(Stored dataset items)
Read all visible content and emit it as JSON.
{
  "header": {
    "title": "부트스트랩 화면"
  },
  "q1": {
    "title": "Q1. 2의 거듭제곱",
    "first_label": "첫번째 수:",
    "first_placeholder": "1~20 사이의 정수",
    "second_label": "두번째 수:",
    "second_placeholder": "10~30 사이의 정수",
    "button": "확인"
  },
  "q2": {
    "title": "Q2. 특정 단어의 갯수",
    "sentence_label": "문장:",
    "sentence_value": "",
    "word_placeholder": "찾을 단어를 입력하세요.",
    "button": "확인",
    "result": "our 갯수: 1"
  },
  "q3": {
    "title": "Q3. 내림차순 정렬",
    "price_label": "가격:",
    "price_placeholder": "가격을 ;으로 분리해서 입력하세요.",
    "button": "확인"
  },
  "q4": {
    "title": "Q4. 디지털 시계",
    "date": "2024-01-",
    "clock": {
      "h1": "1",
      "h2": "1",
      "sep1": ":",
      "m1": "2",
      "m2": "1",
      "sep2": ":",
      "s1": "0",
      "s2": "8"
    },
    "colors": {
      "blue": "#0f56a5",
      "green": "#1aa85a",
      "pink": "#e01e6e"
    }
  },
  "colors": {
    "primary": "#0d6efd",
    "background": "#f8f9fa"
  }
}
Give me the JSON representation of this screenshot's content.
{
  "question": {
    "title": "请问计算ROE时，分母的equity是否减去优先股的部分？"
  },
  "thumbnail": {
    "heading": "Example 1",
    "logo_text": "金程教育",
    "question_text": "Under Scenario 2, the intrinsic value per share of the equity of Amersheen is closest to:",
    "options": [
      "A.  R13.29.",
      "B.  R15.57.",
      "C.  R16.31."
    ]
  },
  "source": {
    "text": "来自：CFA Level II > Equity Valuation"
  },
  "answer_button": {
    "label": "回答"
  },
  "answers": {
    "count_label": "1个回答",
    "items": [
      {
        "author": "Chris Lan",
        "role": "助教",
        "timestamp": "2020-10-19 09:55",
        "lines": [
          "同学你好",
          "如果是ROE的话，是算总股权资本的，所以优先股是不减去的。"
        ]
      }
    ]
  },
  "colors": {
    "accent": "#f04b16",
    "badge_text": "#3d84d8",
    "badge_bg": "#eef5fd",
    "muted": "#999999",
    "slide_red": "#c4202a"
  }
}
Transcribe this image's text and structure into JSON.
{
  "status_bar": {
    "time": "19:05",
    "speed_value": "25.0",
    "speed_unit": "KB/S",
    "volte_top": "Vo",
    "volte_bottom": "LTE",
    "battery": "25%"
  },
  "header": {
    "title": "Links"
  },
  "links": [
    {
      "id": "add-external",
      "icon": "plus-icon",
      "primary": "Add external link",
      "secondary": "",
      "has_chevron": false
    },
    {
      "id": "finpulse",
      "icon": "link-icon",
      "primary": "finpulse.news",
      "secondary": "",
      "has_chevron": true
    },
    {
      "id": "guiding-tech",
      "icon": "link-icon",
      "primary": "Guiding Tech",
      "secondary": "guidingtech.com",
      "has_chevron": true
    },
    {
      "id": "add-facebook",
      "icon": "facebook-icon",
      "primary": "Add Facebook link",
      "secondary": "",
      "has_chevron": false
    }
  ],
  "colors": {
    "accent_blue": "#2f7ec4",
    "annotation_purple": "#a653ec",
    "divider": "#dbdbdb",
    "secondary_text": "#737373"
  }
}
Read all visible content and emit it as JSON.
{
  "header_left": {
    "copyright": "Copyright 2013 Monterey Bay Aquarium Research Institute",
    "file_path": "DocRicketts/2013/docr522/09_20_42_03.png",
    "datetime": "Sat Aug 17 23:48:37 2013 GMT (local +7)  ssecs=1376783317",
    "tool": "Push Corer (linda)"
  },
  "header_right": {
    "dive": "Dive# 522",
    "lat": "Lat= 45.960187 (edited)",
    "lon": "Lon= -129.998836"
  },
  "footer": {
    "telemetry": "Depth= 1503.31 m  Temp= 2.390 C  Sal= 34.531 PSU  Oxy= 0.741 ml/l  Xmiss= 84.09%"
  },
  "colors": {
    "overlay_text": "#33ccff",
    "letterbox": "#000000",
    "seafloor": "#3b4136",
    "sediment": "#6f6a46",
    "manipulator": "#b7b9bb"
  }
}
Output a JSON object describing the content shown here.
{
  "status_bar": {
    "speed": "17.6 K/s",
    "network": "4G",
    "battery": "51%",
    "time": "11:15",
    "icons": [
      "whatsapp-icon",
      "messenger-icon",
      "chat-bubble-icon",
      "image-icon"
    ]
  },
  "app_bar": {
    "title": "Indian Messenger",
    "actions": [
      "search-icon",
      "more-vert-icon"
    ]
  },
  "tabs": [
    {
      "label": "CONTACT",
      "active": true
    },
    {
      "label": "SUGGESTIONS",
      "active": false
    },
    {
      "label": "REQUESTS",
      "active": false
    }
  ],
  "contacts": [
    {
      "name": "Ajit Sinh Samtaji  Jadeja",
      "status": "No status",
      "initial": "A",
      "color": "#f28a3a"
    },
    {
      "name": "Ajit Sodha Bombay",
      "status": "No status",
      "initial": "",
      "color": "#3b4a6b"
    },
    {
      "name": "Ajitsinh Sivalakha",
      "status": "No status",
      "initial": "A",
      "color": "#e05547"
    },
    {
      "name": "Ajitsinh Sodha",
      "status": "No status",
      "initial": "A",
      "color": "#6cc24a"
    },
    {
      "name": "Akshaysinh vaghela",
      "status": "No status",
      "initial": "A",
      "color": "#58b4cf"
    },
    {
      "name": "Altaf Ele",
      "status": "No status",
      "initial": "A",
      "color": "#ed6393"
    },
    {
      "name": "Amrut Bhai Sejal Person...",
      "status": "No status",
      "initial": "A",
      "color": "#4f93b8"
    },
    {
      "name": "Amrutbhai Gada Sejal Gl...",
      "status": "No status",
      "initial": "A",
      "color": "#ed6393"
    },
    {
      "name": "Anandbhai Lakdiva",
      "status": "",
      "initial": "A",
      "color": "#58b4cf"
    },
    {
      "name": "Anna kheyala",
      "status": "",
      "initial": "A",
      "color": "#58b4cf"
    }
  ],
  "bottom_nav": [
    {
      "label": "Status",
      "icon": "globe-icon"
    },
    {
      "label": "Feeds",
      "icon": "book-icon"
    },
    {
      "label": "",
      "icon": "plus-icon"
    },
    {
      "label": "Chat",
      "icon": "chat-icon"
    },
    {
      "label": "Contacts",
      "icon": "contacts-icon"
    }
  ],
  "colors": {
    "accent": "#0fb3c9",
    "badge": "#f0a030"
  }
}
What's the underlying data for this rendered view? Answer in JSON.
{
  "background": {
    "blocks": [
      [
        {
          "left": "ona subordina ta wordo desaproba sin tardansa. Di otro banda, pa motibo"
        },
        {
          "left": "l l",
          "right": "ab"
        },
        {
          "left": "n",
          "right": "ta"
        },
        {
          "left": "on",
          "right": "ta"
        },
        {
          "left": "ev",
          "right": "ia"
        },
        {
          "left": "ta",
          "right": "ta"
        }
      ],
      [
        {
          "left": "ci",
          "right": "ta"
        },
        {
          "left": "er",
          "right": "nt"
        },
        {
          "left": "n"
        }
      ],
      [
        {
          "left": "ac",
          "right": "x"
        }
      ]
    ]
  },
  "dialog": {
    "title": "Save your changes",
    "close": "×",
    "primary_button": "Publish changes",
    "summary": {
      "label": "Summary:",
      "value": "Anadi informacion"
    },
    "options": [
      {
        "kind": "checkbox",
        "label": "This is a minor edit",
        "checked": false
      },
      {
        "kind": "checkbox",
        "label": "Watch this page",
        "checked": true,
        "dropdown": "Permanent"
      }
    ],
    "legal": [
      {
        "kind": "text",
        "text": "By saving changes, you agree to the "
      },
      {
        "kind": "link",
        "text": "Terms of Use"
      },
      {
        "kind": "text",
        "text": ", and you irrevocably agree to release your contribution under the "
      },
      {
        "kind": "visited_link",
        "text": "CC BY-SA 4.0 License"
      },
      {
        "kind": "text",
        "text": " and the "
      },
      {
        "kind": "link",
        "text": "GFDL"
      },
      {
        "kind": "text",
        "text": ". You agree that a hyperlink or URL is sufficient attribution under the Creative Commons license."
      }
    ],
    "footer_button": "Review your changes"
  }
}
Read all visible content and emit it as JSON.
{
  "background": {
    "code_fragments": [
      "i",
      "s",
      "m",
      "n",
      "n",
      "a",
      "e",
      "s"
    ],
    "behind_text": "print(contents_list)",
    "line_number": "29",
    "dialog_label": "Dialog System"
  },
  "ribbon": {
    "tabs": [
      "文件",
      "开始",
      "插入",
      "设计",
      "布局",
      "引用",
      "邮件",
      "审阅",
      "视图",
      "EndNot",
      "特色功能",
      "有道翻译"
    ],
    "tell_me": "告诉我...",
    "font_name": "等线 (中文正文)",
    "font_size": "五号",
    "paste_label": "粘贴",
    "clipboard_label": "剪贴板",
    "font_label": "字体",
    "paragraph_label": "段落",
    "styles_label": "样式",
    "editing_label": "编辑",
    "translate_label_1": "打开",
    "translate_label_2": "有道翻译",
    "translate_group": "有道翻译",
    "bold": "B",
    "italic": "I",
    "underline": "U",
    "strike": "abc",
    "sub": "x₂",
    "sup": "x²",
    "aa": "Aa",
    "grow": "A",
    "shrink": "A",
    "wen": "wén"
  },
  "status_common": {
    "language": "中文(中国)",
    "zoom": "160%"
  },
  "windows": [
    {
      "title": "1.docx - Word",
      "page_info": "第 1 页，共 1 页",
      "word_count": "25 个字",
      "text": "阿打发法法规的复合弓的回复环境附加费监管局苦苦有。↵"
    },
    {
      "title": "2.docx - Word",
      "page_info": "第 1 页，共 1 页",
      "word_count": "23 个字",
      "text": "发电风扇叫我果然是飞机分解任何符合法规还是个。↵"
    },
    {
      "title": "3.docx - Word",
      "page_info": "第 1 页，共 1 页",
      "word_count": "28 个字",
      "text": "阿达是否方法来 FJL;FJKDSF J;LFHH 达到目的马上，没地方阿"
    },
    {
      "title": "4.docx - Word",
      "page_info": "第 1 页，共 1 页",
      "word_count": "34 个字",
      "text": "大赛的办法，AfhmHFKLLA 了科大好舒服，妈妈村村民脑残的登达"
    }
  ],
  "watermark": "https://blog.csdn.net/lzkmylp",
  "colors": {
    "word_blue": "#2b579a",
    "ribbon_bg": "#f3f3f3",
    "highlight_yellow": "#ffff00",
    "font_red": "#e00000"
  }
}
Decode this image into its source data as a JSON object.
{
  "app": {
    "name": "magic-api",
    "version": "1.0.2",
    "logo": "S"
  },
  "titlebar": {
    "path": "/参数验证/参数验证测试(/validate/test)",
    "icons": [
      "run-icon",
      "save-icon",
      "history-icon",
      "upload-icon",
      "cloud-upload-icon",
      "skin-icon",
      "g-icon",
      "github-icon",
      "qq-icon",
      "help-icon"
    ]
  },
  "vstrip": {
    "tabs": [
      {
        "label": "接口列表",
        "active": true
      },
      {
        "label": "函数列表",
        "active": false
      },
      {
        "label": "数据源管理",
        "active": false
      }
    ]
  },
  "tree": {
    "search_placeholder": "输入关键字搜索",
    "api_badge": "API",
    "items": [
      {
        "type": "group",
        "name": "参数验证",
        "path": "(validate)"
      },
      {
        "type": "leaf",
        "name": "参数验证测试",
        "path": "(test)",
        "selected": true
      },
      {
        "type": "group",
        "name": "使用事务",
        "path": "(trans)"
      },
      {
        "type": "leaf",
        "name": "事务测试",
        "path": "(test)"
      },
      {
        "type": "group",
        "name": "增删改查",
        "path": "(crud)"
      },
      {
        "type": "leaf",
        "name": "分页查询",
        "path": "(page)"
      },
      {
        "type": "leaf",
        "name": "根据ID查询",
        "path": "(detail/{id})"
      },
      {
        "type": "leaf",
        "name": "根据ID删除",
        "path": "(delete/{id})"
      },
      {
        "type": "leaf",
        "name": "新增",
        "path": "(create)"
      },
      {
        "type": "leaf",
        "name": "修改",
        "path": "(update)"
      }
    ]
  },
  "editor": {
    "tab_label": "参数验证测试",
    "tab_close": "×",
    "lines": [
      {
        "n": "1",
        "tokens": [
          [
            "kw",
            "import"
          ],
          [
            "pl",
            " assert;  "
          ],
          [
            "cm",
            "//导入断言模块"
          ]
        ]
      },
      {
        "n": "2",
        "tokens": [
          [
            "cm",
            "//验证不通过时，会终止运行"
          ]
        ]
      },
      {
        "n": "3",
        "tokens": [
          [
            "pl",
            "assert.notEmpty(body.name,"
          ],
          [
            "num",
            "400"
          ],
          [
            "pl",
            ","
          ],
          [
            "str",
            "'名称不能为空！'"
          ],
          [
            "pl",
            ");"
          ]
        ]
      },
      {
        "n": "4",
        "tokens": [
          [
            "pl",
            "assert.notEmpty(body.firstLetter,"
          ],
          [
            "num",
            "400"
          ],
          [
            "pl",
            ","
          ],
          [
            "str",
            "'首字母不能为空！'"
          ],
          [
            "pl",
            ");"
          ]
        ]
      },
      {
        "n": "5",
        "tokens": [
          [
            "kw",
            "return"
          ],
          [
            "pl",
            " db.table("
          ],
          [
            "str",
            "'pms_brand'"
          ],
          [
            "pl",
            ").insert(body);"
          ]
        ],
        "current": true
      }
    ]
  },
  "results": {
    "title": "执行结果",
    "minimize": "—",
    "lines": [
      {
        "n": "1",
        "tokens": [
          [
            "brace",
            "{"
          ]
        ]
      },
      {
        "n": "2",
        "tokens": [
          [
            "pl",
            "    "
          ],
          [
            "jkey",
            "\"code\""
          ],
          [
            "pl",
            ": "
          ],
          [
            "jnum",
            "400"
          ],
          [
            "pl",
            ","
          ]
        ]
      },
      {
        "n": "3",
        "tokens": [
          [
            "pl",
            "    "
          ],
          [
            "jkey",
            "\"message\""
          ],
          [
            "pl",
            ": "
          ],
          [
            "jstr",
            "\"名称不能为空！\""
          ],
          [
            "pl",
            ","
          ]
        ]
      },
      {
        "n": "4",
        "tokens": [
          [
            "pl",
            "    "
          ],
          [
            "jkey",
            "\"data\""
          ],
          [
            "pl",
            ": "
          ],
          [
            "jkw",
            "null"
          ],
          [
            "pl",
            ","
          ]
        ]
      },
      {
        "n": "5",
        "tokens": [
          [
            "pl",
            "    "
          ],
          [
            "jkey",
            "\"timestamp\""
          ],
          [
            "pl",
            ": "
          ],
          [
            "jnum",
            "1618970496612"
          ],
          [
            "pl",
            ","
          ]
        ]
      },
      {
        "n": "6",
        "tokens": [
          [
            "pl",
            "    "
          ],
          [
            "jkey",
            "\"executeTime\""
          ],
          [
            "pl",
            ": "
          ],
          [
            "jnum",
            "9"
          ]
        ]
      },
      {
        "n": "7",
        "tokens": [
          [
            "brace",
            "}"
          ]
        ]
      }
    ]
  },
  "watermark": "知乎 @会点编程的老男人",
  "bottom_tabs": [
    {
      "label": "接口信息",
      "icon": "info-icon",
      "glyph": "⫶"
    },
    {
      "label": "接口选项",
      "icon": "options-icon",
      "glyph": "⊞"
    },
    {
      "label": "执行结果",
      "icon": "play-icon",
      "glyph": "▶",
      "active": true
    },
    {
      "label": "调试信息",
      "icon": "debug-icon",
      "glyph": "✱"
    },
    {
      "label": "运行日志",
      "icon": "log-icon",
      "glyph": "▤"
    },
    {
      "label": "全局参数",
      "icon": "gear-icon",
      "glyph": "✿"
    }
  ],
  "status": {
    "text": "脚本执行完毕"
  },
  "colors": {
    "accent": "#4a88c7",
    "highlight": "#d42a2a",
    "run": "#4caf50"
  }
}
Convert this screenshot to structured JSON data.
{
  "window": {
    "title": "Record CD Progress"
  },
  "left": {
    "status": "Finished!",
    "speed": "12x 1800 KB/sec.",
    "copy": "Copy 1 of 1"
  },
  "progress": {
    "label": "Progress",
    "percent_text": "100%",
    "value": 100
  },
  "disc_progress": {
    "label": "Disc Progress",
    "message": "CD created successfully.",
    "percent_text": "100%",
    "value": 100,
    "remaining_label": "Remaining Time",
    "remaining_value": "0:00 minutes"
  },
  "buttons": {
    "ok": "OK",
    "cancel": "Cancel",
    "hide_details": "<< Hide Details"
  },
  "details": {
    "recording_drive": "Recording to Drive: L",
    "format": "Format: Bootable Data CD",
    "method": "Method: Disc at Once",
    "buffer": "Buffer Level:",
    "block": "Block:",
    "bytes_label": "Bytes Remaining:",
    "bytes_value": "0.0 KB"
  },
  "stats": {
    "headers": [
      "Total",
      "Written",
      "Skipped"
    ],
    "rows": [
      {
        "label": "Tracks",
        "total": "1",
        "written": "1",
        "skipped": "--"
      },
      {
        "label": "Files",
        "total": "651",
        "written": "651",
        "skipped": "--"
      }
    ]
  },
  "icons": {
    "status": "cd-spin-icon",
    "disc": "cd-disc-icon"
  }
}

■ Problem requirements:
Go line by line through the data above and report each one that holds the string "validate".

■ Task output:
    "path": "/参数验证/参数验证测试(/validate/test)",
        "path": "(validate)"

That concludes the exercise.